After years of boredom in her rural South Carolina town, Maria is thrilled when her father finally allows her to visit her estranged artist mother in New York City. She’s ready for adventure, and she soon finds herself immersed in a world of rock music and busy streets, where new people and ideas lie around every concrete corner. This is the freedom she’s always longed for—and she pushes for as much as she can get, skipping school to roam the streets, visit fancy museums, and flirt with the cute clerk at a downtown record store.
But just like her beloved New York City, Maria’s life has a darker side. Behind her mother’s carefree existence are shadowy secrets, and Maria must decide just where—and with whom—her loyalty lies.
When I first heard of Supergirl Mixtapes I knew that I had to read it as soon as possible. It takes place in the 90’s and there’s a lot of focus on music. Those are two elements that I adore in any book. So I was very excited. Then I started to hear some very mixed opinions about the book. I’ll admit that I kept moving it down on my TBR after that. Finally, I decided to give it a chance…and I kind of loved it.
I can see where some readers had issues with it, but I was pretty much hooked from page 1. Maria had an interesting voice. She was very unhappy and going through a rough time, but she wasn’t whiny at all. The book starts out with Maria arriving in NYC to live with her absentee mom. Her mom is crap but Maria thinks the sun rises and sets with her. Needless to say, she is very naive, but to me it was totally believable. What child doesn’t want to have absolute faith in a parent. I wish Maria would have had a more concrete resolution with her mother, but once again the way it played out felt realistic to me.

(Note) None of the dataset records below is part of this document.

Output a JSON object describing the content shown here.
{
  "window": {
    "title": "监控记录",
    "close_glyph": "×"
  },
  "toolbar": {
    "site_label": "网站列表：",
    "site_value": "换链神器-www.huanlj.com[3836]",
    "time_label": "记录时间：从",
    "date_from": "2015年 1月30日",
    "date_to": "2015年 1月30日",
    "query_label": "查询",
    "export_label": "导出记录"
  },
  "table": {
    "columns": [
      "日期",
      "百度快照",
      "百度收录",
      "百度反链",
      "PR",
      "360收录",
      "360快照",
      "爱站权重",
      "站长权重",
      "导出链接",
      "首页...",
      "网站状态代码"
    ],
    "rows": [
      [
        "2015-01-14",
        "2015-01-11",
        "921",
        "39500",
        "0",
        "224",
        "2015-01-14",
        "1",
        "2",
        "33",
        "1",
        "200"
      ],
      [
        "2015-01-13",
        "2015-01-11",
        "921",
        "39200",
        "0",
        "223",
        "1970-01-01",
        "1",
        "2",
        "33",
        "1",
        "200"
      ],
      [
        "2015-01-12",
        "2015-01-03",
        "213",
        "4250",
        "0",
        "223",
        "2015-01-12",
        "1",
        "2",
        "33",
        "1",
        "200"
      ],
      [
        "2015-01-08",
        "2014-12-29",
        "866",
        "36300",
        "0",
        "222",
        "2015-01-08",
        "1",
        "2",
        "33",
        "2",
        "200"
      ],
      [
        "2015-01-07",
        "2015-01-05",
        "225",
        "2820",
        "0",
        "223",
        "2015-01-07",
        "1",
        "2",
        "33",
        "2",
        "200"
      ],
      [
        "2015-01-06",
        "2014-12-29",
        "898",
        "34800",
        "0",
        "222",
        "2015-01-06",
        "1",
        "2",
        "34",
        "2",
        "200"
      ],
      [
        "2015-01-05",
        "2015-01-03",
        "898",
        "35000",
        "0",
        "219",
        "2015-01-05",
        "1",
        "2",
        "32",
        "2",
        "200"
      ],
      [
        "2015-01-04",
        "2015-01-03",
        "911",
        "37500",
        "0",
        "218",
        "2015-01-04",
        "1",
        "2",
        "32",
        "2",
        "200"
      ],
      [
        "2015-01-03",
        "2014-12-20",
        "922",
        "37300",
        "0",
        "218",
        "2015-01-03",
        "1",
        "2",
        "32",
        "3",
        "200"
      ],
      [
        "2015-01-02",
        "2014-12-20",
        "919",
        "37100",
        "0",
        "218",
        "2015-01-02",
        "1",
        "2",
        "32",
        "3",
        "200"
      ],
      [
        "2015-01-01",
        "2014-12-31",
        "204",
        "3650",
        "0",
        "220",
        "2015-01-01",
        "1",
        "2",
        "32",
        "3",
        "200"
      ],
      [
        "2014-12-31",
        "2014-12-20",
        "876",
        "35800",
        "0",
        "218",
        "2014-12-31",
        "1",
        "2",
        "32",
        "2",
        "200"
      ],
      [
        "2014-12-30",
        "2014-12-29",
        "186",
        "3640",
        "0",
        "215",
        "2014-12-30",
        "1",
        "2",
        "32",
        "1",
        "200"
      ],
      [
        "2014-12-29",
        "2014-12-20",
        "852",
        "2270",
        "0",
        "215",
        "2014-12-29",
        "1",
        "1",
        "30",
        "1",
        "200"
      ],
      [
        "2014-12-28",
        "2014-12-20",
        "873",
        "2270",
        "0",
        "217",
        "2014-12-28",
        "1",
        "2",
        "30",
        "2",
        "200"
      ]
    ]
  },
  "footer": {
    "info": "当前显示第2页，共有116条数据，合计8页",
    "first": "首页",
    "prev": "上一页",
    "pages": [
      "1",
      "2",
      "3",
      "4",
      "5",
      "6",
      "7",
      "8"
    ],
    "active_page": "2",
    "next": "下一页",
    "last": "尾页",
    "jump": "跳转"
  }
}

The 90’s element really isn’t as big as I thought it was going to be. There’s are a few mentions of Nirvana and Jnco’s but that’s about it. The music mentioned was mostly from the 70’s and 80’s. I went into the book expecting to love those elements and I did like them, but what I really ended up loving was all the Southern elements. The book takes place in NYC, but Maria is from a small town in South Carolina. She meets up with a boy that’s also from a small SC town and he throws SSK –Smart Southern Kids– parties. They have fried chicken, greens, biscuits, and sweet tea. It’s awesome. Really, I adored all the southern elements of it. I really also adored Gram. He was funny, sweet and smart. He also wasn’t the muscle obsessed jock type that seems to be prevalent in YA contemp. It was refreshing.
Supergirl Mixtapes is not at all the light-hearted fun contemporary that the cover might suggest. It really deals with some tough issues like drug addiction, unhealthy relationships, lying, and neglect. My biggest problem with the book is a lot of these issues are brought up but not resolved. I can definitely see why this would drive some people crazy, but I was able to look past it just because I thought the story was so interesting.
I recommend giving the book a chance. I loved it but not everyone is going to. I suggest going into it with an open mind. It’s also a very, very fast read!